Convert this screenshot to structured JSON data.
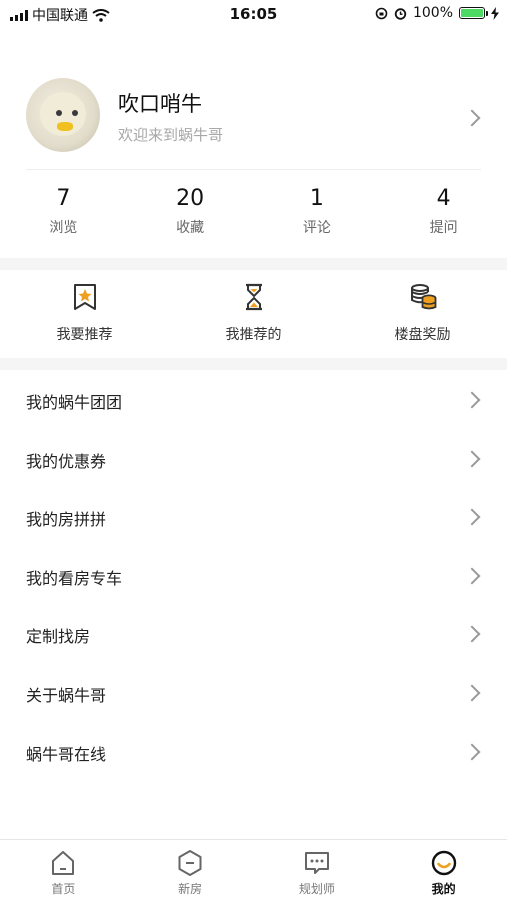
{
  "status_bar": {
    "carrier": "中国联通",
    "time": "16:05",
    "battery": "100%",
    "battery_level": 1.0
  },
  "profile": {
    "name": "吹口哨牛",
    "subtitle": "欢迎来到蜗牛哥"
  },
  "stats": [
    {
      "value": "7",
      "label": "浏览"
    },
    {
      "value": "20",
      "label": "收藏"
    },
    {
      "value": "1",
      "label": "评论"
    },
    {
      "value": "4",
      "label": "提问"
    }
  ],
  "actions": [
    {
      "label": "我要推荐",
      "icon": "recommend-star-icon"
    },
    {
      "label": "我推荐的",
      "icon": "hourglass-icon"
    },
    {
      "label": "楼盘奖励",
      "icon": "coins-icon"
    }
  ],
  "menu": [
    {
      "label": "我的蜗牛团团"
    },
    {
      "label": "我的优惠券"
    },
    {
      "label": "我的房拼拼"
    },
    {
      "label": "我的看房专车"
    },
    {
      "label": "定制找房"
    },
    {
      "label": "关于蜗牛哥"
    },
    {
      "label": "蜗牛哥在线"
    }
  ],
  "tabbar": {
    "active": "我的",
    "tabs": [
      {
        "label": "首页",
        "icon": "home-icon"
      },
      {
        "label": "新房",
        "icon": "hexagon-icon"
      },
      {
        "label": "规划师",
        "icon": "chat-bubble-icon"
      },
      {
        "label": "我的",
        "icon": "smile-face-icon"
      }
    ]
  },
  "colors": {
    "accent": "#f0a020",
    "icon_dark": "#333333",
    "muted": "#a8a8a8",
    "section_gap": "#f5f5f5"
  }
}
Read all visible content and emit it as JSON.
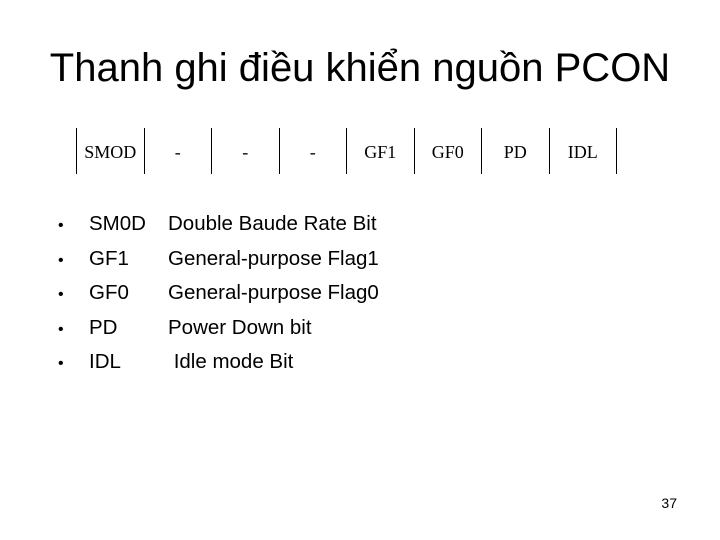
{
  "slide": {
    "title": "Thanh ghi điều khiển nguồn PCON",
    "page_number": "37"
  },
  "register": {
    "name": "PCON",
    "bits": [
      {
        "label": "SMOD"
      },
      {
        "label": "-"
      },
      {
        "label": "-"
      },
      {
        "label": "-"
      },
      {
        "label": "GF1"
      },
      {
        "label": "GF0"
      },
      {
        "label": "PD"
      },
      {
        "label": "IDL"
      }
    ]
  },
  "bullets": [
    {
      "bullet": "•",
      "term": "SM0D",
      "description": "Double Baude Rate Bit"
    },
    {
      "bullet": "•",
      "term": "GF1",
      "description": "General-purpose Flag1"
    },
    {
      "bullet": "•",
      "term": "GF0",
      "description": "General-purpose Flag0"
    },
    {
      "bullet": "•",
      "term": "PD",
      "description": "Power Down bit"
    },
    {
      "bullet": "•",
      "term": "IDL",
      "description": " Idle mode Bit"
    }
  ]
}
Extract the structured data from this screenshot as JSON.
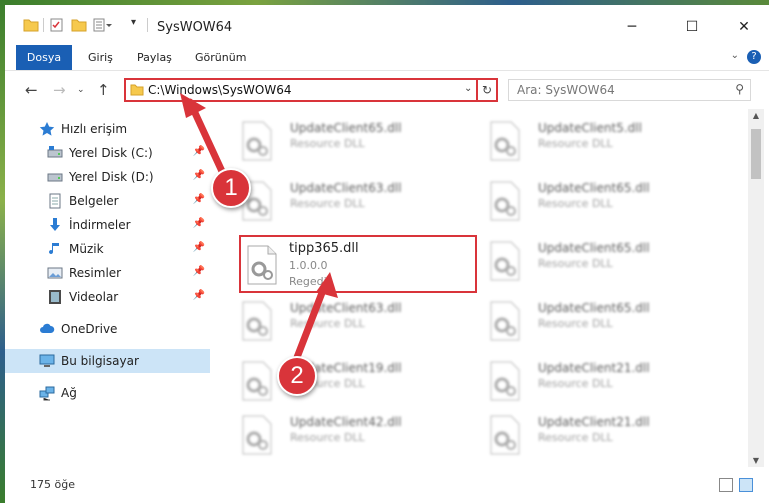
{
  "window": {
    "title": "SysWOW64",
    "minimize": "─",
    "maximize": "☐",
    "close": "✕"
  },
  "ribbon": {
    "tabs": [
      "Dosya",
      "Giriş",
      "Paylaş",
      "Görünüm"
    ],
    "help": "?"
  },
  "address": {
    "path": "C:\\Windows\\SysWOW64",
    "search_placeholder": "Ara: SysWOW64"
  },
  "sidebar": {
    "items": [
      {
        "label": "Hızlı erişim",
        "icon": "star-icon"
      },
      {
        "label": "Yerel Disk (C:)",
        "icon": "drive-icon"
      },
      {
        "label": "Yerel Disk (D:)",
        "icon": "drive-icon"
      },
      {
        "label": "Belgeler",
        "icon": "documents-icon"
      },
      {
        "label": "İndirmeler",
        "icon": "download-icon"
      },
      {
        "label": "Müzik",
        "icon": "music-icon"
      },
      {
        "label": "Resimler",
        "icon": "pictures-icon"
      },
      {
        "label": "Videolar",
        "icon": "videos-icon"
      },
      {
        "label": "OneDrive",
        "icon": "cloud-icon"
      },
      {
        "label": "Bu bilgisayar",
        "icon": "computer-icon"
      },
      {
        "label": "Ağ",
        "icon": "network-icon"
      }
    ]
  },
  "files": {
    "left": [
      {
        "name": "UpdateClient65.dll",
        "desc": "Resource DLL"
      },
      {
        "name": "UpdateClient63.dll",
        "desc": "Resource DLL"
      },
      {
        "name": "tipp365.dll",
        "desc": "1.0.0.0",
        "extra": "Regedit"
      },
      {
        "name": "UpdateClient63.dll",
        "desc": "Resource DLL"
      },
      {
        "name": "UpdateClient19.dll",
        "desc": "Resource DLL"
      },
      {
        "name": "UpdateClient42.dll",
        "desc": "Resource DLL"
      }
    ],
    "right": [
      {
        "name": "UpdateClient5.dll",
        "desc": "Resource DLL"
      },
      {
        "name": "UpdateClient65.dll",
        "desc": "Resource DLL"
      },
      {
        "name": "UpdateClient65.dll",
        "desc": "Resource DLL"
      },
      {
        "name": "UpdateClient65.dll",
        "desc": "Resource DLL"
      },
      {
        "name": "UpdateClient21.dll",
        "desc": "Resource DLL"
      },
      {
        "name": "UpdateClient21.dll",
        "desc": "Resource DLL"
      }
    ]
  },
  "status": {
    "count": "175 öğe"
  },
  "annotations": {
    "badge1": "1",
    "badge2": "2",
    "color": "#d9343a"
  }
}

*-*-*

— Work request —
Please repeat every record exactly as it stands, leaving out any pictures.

— Result of the exercise —
Convert this screenshot to structured JSON data.
{
  "status_bar": {
    "carrier": "中国联通",
    "time": "16:05",
    "battery": "100%",
    "battery_level": 1.0
  },
  "profile": {
    "name": "吹口哨牛",
    "subtitle": "欢迎来到蜗牛哥"
  },
  "stats": [
    {
      "value": "7",
      "label": "浏览"
    },
    {
      "value": "20",
      "label": "收藏"
    },
    {
      "value": "1",
      "label": "评论"
    },
    {
      "value": "4",
      "label": "提问"
    }
  ],
  "actions": [
    {
      "label": "我要推荐",
      "icon": "recommend-star-icon"
    },
    {
      "label": "我推荐的",
      "icon": "hourglass-icon"
    },
    {
      "label": "楼盘奖励",
      "icon": "coins-icon"
    }
  ],
  "menu": [
    {
      "label": "我的蜗牛团团"
    },
    {
      "label": "我的优惠券"
    },
    {
      "label": "我的房拼拼"
    },
    {
      "label": "我的看房专车"
    },
    {
      "label": "定制找房"
    },
    {
      "label": "关于蜗牛哥"
    },
    {
      "label": "蜗牛哥在线"
    }
  ],
  "tabbar": {
    "active": "我的",
    "tabs": [
      {
        "label": "首页",
        "icon": "home-icon"
      },
      {
        "label": "新房",
        "icon": "hexagon-icon"
      },
      {
        "label": "规划师",
        "icon": "chat-bubble-icon"
      },
      {
        "label": "我的",
        "icon": "smile-face-icon"
      }
    ]
  },
  "colors": {
    "accent": "#f0a020",
    "icon_dark": "#333333",
    "muted": "#a8a8a8",
    "section_gap": "#f5f5f5"
  }
}
Read all visible content and emit it as JSON.
{
  "slide": {
    "title": "Thanh ghi điều khiển nguồn PCON",
    "page_number": "37"
  },
  "register": {
    "name": "PCON",
    "bits": [
      {
        "label": "SMOD"
      },
      {
        "label": "-"
      },
      {
        "label": "-"
      },
      {
        "label": "-"
      },
      {
        "label": "GF1"
      },
      {
        "label": "GF0"
      },
      {
        "label": "PD"
      },
      {
        "label": "IDL"
      }
    ]
  },
  "bullets": [
    {
      "bullet": "•",
      "term": "SM0D",
      "description": "Double Baude Rate Bit"
    },
    {
      "bullet": "•",
      "term": "GF1",
      "description": "General-purpose Flag1"
    },
    {
      "bullet": "•",
      "term": "GF0",
      "description": "General-purpose Flag0"
    },
    {
      "bullet": "•",
      "term": "PD",
      "description": "Power Down bit"
    },
    {
      "bullet": "•",
      "term": "IDL",
      "description": " Idle mode Bit"
    }
  ]
}
Extract the structured data from this screenshot as JSON.
{
  "window": {
    "title": "SysWOW64",
    "minimize": "─",
    "maximize": "☐",
    "close": "✕"
  },
  "ribbon": {
    "tabs": [
      "Dosya",
      "Giriş",
      "Paylaş",
      "Görünüm"
    ],
    "help": "?"
  },
  "address": {
    "path": "C:\\Windows\\SysWOW64",
    "search_placeholder": "Ara: SysWOW64"
  },
  "sidebar": {
    "items": [
      {
        "label": "Hızlı erişim",
        "icon": "star-icon"
      },
      {
        "label": "Yerel Disk (C:)",
        "icon": "drive-icon"
      },
      {
        "label": "Yerel Disk (D:)",
        "icon": "drive-icon"
      },
      {
        "label": "Belgeler",
        "icon": "documents-icon"
      },
      {
        "label": "İndirmeler",
        "icon": "download-icon"
      },
      {
        "label": "Müzik",
        "icon": "music-icon"
      },
      {
        "label": "Resimler",
        "icon": "pictures-icon"
      },
      {
        "label": "Videolar",
        "icon": "videos-icon"
      },
      {
        "label": "OneDrive",
        "icon": "cloud-icon"
      },
      {
        "label": "Bu bilgisayar",
        "icon": "computer-icon"
      },
      {
        "label": "Ağ",
        "icon": "network-icon"
      }
    ]
  },
  "files": {
    "left": [
      {
        "name": "UpdateClient65.dll",
        "desc": "Resource DLL"
      },
      {
        "name": "UpdateClient63.dll",
        "desc": "Resource DLL"
      },
      {
        "name": "tipp365.dll",
        "desc": "1.0.0.0",
        "extra": "Regedit"
      },
      {
        "name": "UpdateClient63.dll",
        "desc": "Resource DLL"
      },
      {
        "name": "UpdateClient19.dll",
        "desc": "Resource DLL"
      },
      {
        "name": "UpdateClient42.dll",
        "desc": "Resource DLL"
      }
    ],
    "right": [
      {
        "name": "UpdateClient5.dll",
        "desc": "Resource DLL"
      },
      {
        "name": "UpdateClient65.dll",
        "desc": "Resource DLL"
      },
      {
        "name": "UpdateClient65.dll",
        "desc": "Resource DLL"
      },
      {
        "name": "UpdateClient65.dll",
        "desc": "Resource DLL"
      },
      {
        "name": "UpdateClient21.dll",
        "desc": "Resource DLL"
      },
      {
        "name": "UpdateClient21.dll",
        "desc": "Resource DLL"
      }
    ]
  },
  "status": {
    "count": "175 öğe"
  },
  "annotations": {
    "badge1": "1",
    "badge2": "2",
    "color": "#d9343a"
  }
}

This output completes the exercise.